(Data extract Opens)

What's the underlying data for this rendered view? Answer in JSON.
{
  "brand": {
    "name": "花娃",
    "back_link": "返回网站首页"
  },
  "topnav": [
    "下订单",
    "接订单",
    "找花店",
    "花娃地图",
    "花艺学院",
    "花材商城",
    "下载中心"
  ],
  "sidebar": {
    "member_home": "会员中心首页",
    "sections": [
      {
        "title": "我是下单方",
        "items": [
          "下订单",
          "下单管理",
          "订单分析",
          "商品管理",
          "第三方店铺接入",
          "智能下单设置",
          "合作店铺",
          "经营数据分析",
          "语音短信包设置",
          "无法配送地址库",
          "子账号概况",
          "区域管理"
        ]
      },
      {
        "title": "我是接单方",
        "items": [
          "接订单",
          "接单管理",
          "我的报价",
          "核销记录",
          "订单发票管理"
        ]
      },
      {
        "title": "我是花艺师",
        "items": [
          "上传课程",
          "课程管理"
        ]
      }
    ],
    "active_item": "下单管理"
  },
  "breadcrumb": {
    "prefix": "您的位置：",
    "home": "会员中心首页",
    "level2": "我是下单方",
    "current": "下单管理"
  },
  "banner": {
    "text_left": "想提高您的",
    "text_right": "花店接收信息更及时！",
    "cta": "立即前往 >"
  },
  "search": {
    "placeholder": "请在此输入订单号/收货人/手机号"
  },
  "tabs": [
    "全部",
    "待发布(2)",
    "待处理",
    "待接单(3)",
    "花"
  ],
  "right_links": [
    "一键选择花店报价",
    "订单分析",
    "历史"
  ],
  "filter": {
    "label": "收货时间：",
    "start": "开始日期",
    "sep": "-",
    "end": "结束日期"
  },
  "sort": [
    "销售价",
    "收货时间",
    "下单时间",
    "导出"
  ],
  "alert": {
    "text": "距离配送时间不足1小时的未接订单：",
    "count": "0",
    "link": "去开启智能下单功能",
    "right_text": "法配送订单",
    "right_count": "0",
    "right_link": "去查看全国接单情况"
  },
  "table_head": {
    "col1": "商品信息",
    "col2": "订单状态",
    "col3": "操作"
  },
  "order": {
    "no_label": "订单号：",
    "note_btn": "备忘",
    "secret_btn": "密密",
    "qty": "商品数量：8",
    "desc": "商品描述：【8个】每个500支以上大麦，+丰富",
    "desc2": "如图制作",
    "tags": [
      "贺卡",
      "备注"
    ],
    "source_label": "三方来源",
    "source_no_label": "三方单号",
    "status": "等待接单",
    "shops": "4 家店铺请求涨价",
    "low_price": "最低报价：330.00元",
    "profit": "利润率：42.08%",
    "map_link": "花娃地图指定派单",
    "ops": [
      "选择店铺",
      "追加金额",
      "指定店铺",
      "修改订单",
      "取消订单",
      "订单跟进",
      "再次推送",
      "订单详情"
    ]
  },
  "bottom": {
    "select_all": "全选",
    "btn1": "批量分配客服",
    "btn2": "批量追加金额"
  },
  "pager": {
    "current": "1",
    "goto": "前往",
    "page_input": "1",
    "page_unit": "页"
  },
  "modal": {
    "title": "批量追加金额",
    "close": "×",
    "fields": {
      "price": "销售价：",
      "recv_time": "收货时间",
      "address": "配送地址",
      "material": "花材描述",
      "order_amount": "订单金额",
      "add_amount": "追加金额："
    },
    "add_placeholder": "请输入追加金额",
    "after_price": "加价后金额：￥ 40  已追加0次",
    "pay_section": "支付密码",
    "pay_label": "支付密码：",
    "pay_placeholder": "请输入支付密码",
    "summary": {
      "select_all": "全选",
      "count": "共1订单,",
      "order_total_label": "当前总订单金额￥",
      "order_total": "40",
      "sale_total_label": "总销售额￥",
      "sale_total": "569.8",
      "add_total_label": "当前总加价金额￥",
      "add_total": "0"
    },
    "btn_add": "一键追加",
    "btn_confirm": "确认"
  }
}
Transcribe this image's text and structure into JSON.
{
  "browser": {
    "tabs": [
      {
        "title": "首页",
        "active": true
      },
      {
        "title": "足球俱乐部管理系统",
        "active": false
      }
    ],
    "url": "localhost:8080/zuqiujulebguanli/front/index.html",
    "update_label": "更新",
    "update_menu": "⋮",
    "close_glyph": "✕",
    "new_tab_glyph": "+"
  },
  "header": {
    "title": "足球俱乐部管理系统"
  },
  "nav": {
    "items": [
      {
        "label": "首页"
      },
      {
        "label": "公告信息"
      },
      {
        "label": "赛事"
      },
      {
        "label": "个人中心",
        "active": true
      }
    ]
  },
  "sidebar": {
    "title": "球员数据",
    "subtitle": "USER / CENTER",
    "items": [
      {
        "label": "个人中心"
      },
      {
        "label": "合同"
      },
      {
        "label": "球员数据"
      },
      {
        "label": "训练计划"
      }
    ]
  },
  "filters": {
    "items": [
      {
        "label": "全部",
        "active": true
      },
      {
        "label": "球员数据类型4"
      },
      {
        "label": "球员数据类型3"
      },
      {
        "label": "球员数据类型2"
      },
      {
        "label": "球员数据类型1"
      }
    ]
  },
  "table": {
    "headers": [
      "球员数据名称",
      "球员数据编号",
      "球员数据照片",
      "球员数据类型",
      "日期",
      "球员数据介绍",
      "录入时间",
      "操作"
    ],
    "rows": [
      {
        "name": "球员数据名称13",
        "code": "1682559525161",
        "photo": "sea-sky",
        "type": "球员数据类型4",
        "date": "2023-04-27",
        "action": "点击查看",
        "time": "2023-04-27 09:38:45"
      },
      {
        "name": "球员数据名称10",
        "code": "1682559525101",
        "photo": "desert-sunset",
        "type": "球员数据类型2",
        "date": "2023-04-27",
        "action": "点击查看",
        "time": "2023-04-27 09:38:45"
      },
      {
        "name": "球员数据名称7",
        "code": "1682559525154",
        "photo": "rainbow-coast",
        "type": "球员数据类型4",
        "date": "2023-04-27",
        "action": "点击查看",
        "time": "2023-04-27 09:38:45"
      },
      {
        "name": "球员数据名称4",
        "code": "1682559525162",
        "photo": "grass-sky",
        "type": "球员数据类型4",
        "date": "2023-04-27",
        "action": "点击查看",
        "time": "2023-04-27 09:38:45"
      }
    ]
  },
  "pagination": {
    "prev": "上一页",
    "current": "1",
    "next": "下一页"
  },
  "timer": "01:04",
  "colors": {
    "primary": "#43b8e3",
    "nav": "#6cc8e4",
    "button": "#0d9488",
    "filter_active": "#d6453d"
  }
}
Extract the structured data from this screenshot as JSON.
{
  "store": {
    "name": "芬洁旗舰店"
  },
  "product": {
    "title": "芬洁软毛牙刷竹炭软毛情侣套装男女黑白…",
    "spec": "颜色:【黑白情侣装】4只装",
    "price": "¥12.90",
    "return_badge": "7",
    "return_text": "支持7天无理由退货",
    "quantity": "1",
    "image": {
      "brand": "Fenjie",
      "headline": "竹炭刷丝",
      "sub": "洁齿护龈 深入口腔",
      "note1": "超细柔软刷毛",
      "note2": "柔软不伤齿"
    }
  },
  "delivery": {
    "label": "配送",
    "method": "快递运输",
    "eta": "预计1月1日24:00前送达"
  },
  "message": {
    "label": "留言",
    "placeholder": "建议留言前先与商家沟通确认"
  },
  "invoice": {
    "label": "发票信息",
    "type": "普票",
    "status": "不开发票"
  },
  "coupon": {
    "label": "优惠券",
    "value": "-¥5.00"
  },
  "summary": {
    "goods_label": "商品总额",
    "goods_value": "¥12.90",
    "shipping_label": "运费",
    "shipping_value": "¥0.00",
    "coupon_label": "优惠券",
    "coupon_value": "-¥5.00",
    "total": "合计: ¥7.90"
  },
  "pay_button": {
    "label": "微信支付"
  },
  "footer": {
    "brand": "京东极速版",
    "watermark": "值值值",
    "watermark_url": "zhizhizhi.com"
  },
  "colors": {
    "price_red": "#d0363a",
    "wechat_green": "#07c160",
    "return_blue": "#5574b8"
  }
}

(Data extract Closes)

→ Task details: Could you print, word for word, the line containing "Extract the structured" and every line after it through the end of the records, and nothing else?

→ The completed task:
Extract the structured data from this screenshot as JSON.
{
  "store": {
    "name": "芬洁旗舰店"
  },
  "product": {
    "title": "芬洁软毛牙刷竹炭软毛情侣套装男女黑白…",
    "spec": "颜色:【黑白情侣装】4只装",
    "price": "¥12.90",
    "return_badge": "7",
    "return_text": "支持7天无理由退货",
    "quantity": "1",
    "image": {
      "brand": "Fenjie",
      "headline": "竹炭刷丝",
      "sub": "洁齿护龈 深入口腔",
      "note1": "超细柔软刷毛",
      "note2": "柔软不伤齿"
    }
  },
  "delivery": {
    "label": "配送",
    "method": "快递运输",
    "eta": "预计1月1日24:00前送达"
  },
  "message": {
    "label": "留言",
    "placeholder": "建议留言前先与商家沟通确认"
  },
  "invoice": {
    "label": "发票信息",
    "type": "普票",
    "status": "不开发票"
  },
  "coupon": {
    "label": "优惠券",
    "value": "-¥5.00"
  },
  "summary": {
    "goods_label": "商品总额",
    "goods_value": "¥12.90",
    "shipping_label": "运费",
    "shipping_value": "¥0.00",
    "coupon_label": "优惠券",
    "coupon_value": "-¥5.00",
    "total": "合计: ¥7.90"
  },
  "pay_button": {
    "label": "微信支付"
  },
  "footer": {
    "brand": "京东极速版",
    "watermark": "值值值",
    "watermark_url": "zhizhizhi.com"
  },
  "colors": {
    "price_red": "#d0363a",
    "wechat_green": "#07c160",
    "return_blue": "#5574b8"
  }
}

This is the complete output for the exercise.